Ebola Worries End for Dozens on U.S. Watch Lists

Ebola Worries End for Dozens on U.S. Watch Lists

Reuters - US Online Video (Oct. 20, 2014) Forty-three people who had contact with Thomas Eric Duncan, the first person diagnosed with Ebola in the U.S., were cleared overnight of twice-daily monitoring after 21 days of showing no symptoms. Rough Cut (no reporter narration). Video provided by Reuters
Powered by NewsLook.com
Would A Travel Ban Even Work In Stopping Ebola Spread?

Would A Travel Ban Even Work In Stopping Ebola Spread?

Newsy (Oct. 19, 2014) The U.S. currently isn't banning travel from Ebola-stricken areas, but it's at least being considered. Some argue though it could be counterproductive. Video provided by Newsy
Powered by NewsLook.com

Search ScienceDaily

Number of stories in archives: 140,361

Find with keyword(s):
Enter a keyword or phrase to search ScienceDaily for related topics and research stories.

Save/Print:
Share:

Breaking News:

Strange & Offbeat Stories


Science & Society

Business & Industry

Education & Learning

In Other News

... from NewsDaily.com

Science News

Health News

Environment News

Technology News



Save/Print:
Share:

Free Subscriptions


Get the latest science news with ScienceDaily's free email newsletters, updated daily and weekly. Or view hourly updated newsfeeds in your RSS reader:

Get Social & Mobile


Keep up to date with the latest news from ScienceDaily via social networks and mobile apps:

Have Feedback?


Tell us what you think of ScienceDaily -- we welcome both positive and negative comments. Have any problems using the site?

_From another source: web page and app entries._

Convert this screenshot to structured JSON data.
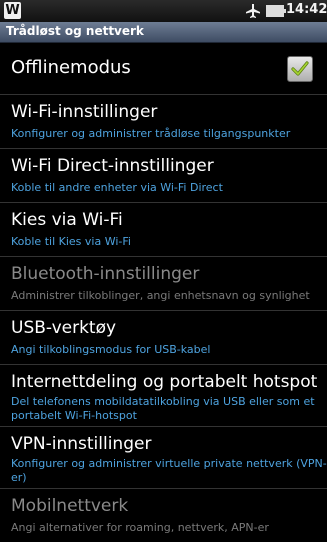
{
  "status": {
    "time": "14:42",
    "app_icon_letter": "W",
    "airplane_icon": "airplane-icon",
    "battery_icon": "battery-icon"
  },
  "titlebar": {
    "title": "Trådløst og nettverk"
  },
  "settings": [
    {
      "title": "Offlinemodus",
      "checked": true
    },
    {
      "title": "Wi-Fi-innstillinger",
      "subtitle": "Konfigurer og administrer trådløse tilgangspunkter"
    },
    {
      "title": "Wi-Fi Direct-innstillinger",
      "subtitle": "Koble til andre enheter via Wi-Fi Direct"
    },
    {
      "title": "Kies via Wi-Fi",
      "subtitle": "Koble til Kies via Wi-Fi"
    },
    {
      "title": "Bluetooth-innstillinger",
      "subtitle": "Administrer tilkoblinger, angi enhetsnavn og synlighet",
      "disabled": true
    },
    {
      "title": "USB-verktøy",
      "subtitle": "Angi tilkoblingsmodus for USB-kabel"
    },
    {
      "title": "Internettdeling og portabelt hotspot",
      "subtitle_line1": "Del telefonens mobildatatilkobling via USB eller som et",
      "subtitle_line2": "portabelt Wi-Fi-hotspot"
    },
    {
      "title": "VPN-innstillinger",
      "subtitle_line1": "Konfigurer og administrer virtuelle private nettverk (VPN-",
      "subtitle_line2": "er)"
    },
    {
      "title": "Mobilnettverk",
      "subtitle": "Angi alternativer for roaming, nettverk, APN-er",
      "disabled": true
    }
  ],
  "colors": {
    "accent": "#4ea3df",
    "title_bar": "#56657d",
    "background": "#000000"
  }
}
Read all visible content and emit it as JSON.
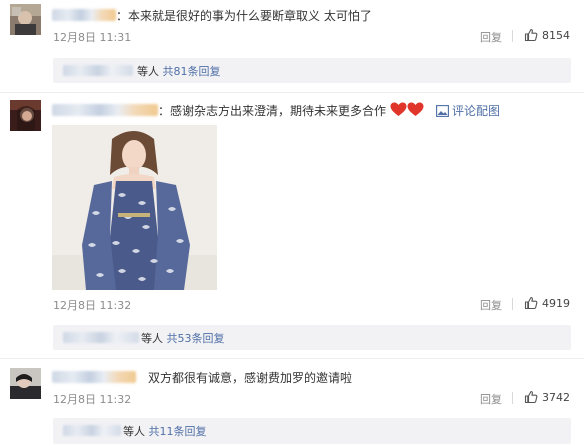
{
  "comments": [
    {
      "text": "：本来就是很好的事为什么要断章取义 太可怕了",
      "date": "12月8日 11:31",
      "reply_label": "回复",
      "likes": "8154",
      "thread": {
        "suffix": "等人",
        "link": "共81条回复"
      }
    },
    {
      "text": "：感谢杂志方出来澄清，期待未来更多合作",
      "emoji": [
        "red-heart",
        "red-heart"
      ],
      "view_image": "评论配图",
      "date": "12月8日 11:32",
      "reply_label": "回复",
      "likes": "4919",
      "thread": {
        "suffix": "等人",
        "link": "共53条回复"
      }
    },
    {
      "text": "双方都很有诚意，感谢费加罗的邀请啦",
      "date": "12月8日 11:32",
      "reply_label": "回复",
      "likes": "3742",
      "thread": {
        "suffix": "等人",
        "link": "共11条回复"
      }
    }
  ],
  "icons": {
    "like": "thumbs-up-icon",
    "image": "image-icon",
    "heart": "heart-icon"
  },
  "colors": {
    "link": "#4f6fa6",
    "meta": "#8c8c8c",
    "reply_bar_bg": "#f2f2f5",
    "heart": "#e0352b"
  }
}
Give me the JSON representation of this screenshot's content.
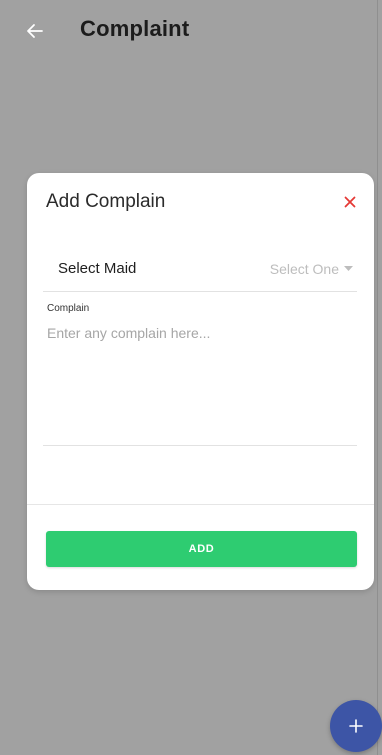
{
  "appbar": {
    "back_icon": "arrow-left-icon",
    "title": "Complaint"
  },
  "dialog": {
    "title": "Add Complain",
    "close_icon": "close-icon",
    "close_color": "#e53935",
    "select": {
      "label": "Select Maid",
      "value": "Select One",
      "caret_icon": "caret-down-icon"
    },
    "complain_field": {
      "label": "Complain",
      "placeholder": "Enter any complain here..."
    },
    "add_button": {
      "label": "ADD",
      "color": "#2ecc71"
    }
  },
  "fab": {
    "icon": "plus-icon",
    "color": "#3d55a6"
  }
}
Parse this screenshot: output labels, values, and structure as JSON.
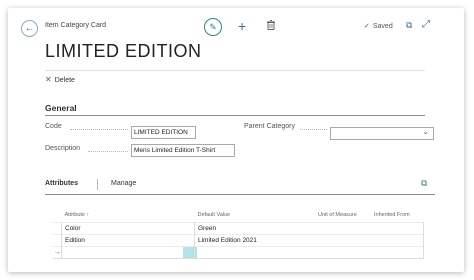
{
  "header": {
    "page_type": "Item Category Card",
    "saved_label": "Saved",
    "title": "LIMITED EDITION"
  },
  "actions": {
    "delete_label": "Delete"
  },
  "general": {
    "section_title": "General",
    "code_label": "Code",
    "code_value": "LIMITED EDITION",
    "description_label": "Description",
    "description_value": "Mens Limited Edition T-Shirt",
    "parent_label": "Parent Category",
    "parent_value": ""
  },
  "attributes": {
    "tab_label": "Attributes",
    "manage_label": "Manage",
    "columns": [
      "Attribute ↑",
      "Default Value",
      "Unit of Measure",
      "Inherited From"
    ],
    "rows": [
      {
        "attribute": "Color",
        "default_value": "Green",
        "unit": "",
        "inherited": ""
      },
      {
        "attribute": "Edition",
        "default_value": "Limited Edition 2021",
        "unit": "",
        "inherited": ""
      }
    ],
    "new_row_marker": "→"
  },
  "icons": {
    "back": "back-arrow-icon",
    "edit": "pencil-icon",
    "new": "plus-icon",
    "delete": "trash-icon",
    "saved": "check-icon",
    "open_new_window": "open-in-new-window-icon",
    "expand": "expand-icon",
    "delete_action": "x-icon",
    "dropdown": "chevron-down-icon"
  },
  "colors": {
    "accent": "#2f8a7a",
    "link": "#3a6d98",
    "selected_cell": "#b3e3e6"
  }
}
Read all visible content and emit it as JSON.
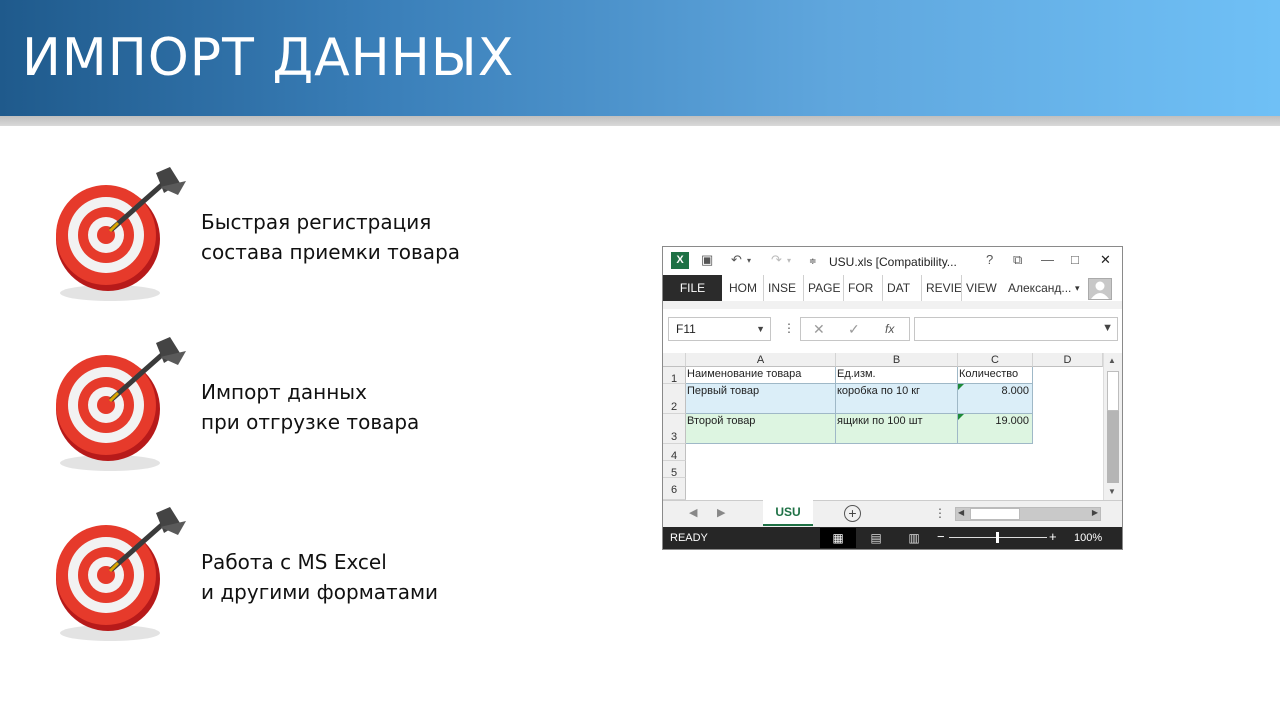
{
  "slide": {
    "title": "ИМПОРТ ДАННЫХ",
    "features": [
      {
        "line1": "Быстрая регистрация",
        "line2": "состава приемки товара",
        "icon": "dart-target-icon"
      },
      {
        "line1": "Импорт данных",
        "line2": "при отгрузке товара",
        "icon": "dart-target-icon"
      },
      {
        "line1": "Работа с MS Excel",
        "line2": "и другими форматами",
        "icon": "dart-target-icon"
      }
    ]
  },
  "excel": {
    "title": "USU.xls  [Compatibility...",
    "logo": "X",
    "titlebar_icons": {
      "help": "?",
      "restore": "⧉",
      "minimize": "—",
      "maximize": "□",
      "close": "✕"
    },
    "ribbon": {
      "file": "FILE",
      "tabs": [
        "HOM",
        "INSE",
        "PAGE",
        "FOR",
        "DAT",
        "REVIE",
        "VIEW"
      ],
      "user": "Александ...",
      "user_caret": "▾"
    },
    "name_box": "F11",
    "formula_buttons": {
      "cancel": "✕",
      "enter": "✓",
      "fx": "fx"
    },
    "columns": [
      "A",
      "B",
      "C",
      "D"
    ],
    "rows": [
      "1",
      "2",
      "3",
      "4",
      "5",
      "6"
    ],
    "cells": {
      "header": [
        "Наименование товара",
        "Ед.изм.",
        "Количество"
      ],
      "row2": [
        "Первый товар",
        "коробка по 10 кг",
        "8.000"
      ],
      "row3": [
        "Второй товар",
        "ящики по 100 шт",
        "19.000"
      ]
    },
    "sheet_tab": "USU",
    "add_sheet": "+",
    "status": "READY",
    "zoom_level": "100%",
    "colors": {
      "excel_green": "#1e7145",
      "row_blue": "#dbeef8",
      "row_green": "#ddf5e1"
    }
  }
}
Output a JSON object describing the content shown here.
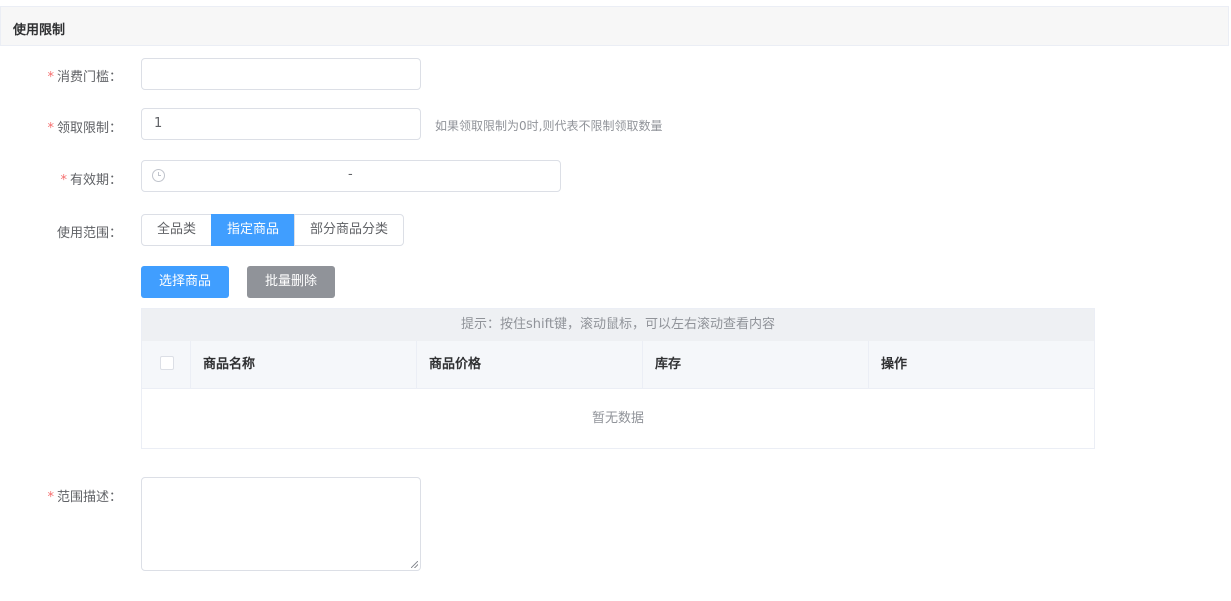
{
  "section": {
    "title": "使用限制"
  },
  "form": {
    "threshold": {
      "label": "消费门槛：",
      "value": ""
    },
    "limit": {
      "label": "领取限制：",
      "value": "1",
      "hint": "如果领取限制为0时,则代表不限制领取数量"
    },
    "validity": {
      "label": "有效期：",
      "separator": "-"
    },
    "scope": {
      "label": "使用范围：",
      "options": [
        "全品类",
        "指定商品",
        "部分商品分类"
      ],
      "selected": "指定商品"
    },
    "description": {
      "label": "范围描述：",
      "value": ""
    }
  },
  "actions": {
    "select_goods": "选择商品",
    "batch_delete": "批量删除"
  },
  "table": {
    "tip": "提示：按住shift键，滚动鼠标，可以左右滚动查看内容",
    "columns": [
      "商品名称",
      "商品价格",
      "库存",
      "操作"
    ],
    "empty_text": "暂无数据"
  },
  "colors": {
    "primary": "#409eff",
    "required": "#f56c6c",
    "gray_button": "#909399"
  },
  "icons": {
    "date_prefix": "clock-icon"
  }
}
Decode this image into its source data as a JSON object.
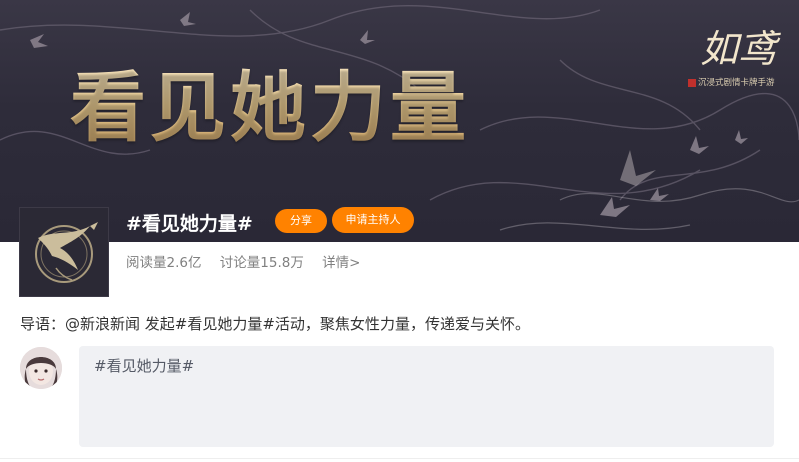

Questions?
Mobile: iPhone Android Web
Follow: Facebook Twitter Google+
Subscribe: RSS Feeds Email Newsletters
Latest Headlines Health & Medicine Mind & Brain Space & Time Matter & Energy Computers & Math Plants & Animals Earth & Climate Fossils & Ruins